But he’s also trapped. His economy, hit by sanctions and low oil prices, is moving steadily into recession. If he continues to support the rebels, the next round of sanctions could cut Russia out of most connections with global finance. If he doesn’t, he’ll be quickly accused of treachery by his resurgent right wing. Eduard Limonov, the most prominent spokesman for those who believe in Russia’s continuing imperial mission, said in an interview (in Italian) last weekend that were Putin to let down the separatists, his popularity — still buoyed by the taking of Crimea — “would melt like the snow in the sun.”
French President Francois Hollande, who along with German Chancellor Angela Merkel has sought to hold Ukrainian and Russian noses to the grindstone, has recently gotten a ratings boost after his dignified reaction to the Charlie Hebdo murders. But his newfound popularity is fragile and may sink if the French economy doesn’t pick up, which it refuses to do. His party held on to a seat in a by-election in Doubs against a challenge from Marie Le Pen’s National Front — but by the skin of its teeth. She hailed it as a victory, while leftists warned of the growing danger they think she represents. Hollande wants a quick success in the talks with Russia to bolster his shaky new standing; the risk is that any settlement will do.
As for the other crisis (krisis is a Greek word), the meeting of the eurozone finance ministers in Brussels on Wednesday didn’t even produce an agreed statement. Greek Finance Minister Yanis Varoufakis had seemed to agree to an EU proposal, then after consultation with aides (more likely, a reining-back from the harder-line Prime Minister Alexis Tsipras), he turned it down. Tsipras sees himself leading a movement of revolt against imposed austerity not just in Greece but also in Europe. He told a rally in Athens on Wednesday that, “In the cities of Greece and Europe, the people are fighting the negotiation battle. They are our strength.” But his weakness is more obvious: the dependence of Greece on European Union and International Monetary Fund support, the bleakness of the consequences of a “Grexit.”
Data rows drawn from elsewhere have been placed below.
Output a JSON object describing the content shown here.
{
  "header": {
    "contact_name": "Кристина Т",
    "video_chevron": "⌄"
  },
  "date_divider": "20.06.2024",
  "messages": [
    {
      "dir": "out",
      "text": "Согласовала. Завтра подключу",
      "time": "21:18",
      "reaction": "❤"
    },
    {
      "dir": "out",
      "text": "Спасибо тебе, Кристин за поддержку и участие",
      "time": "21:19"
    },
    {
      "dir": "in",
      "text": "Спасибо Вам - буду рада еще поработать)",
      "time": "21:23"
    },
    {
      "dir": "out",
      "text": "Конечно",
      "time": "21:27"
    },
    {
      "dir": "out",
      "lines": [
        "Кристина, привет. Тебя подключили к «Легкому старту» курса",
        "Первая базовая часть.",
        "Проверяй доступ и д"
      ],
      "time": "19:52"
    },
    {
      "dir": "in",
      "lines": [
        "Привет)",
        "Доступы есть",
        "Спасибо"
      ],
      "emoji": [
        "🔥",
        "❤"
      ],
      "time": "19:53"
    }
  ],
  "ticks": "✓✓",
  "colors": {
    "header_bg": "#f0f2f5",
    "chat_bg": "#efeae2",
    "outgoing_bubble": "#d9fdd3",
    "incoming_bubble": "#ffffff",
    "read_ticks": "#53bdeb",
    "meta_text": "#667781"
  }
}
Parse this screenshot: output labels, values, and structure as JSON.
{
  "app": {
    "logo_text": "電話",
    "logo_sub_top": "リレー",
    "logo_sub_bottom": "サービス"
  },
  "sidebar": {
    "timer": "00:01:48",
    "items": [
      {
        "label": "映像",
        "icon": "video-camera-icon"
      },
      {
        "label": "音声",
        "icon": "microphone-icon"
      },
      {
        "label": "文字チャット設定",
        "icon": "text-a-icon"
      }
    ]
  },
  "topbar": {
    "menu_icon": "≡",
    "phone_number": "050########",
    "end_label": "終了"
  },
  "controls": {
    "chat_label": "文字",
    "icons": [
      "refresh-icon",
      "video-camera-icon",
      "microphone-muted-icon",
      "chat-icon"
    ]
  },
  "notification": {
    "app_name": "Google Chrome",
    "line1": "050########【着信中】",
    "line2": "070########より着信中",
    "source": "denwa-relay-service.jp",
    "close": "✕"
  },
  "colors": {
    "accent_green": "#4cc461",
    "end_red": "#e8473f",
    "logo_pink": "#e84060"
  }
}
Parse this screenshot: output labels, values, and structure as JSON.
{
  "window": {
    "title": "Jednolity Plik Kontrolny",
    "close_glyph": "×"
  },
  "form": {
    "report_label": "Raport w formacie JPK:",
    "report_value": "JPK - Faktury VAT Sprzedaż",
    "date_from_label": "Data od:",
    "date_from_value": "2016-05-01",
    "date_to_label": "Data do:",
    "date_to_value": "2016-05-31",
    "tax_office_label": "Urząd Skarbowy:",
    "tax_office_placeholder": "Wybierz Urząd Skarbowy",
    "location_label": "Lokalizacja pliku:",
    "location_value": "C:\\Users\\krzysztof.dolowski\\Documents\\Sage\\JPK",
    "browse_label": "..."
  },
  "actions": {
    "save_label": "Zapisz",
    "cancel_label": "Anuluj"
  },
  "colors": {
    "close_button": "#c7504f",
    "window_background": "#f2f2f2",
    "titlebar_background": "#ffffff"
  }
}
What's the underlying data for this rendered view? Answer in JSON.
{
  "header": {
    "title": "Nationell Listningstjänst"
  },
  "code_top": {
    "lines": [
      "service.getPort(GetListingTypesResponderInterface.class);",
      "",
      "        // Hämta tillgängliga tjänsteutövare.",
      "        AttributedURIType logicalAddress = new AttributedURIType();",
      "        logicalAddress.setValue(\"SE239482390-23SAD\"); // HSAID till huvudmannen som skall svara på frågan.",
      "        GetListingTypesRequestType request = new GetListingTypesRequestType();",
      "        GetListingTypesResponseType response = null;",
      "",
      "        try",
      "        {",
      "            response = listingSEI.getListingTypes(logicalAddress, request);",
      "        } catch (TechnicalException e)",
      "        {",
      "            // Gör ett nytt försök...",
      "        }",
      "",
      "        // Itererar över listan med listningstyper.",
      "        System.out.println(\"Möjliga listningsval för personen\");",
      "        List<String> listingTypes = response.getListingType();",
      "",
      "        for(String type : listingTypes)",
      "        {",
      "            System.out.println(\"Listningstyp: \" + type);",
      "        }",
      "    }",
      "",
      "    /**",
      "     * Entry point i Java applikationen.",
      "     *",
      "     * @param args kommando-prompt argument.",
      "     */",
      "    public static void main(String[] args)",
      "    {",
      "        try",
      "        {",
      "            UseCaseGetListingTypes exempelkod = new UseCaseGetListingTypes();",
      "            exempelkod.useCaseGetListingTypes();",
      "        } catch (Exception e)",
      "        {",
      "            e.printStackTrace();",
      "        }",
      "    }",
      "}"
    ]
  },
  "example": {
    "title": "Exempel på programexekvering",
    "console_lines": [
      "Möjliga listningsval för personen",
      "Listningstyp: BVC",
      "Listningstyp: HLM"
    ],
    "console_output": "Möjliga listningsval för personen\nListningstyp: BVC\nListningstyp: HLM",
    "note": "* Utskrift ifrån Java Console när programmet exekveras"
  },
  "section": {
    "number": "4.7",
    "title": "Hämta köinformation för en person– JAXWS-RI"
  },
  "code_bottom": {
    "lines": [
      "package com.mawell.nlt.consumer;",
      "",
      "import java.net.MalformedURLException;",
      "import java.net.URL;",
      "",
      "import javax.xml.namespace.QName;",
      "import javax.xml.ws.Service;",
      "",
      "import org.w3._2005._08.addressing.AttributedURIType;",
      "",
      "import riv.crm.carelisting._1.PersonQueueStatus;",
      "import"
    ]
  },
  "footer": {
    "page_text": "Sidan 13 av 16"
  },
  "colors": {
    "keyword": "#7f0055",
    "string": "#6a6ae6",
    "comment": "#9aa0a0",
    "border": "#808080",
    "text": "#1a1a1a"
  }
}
The German hegemon looks on this, and despairs. Hard work and relatively clean government have propelled Germany into de facto leadership of the European Union — and Merkel into the role of supreme arbiter. This was not the polity she came into 25 years ago, when, as an apparently shy daughter of an East German Lutheran pastor and a scientific researcher, she won a seat in the united German parliament. There, she was adopted by then-Chancellor Helmut Kohl and pushed rapidly up the ladder of the center-right Christian Democratic Union. To everyone’s surprise, she took the leadership of the party and, in 2005, the chancellorship. She is now the go-to leader of Europe. She, not the British prime minister, has the really important talks in the Oval Office.
Yet, shrewd and tough as she is, Merkel’s a hobbled leader. Her party — and her voters — will not tolerate substantial concessions to the Greeks, who, they believe, have gotten too much already. She will not arm the Ukrainians, in part because of German war guilt toward a Russia through which the Nazis pillaged and slaughtered.
Leaders weakened and hobbled by their domestic pressures and political cultures, with powerful forces in their countries unwilling to allow them to conclude agreements, make bad negotiators. That’s why, this week, the unknowns remain as unknown as ever. Next week, there is a known. There will be more meetings.
John Lloyd co-founded the Reuters Institute for the Study of Journalism at the University of Oxford, where he is Director of Journalism. Lloyd has written several books, including What the Media Are Doing to Our Politics (2004). He is also a contributing editor at FT and the founder of FT Magazine.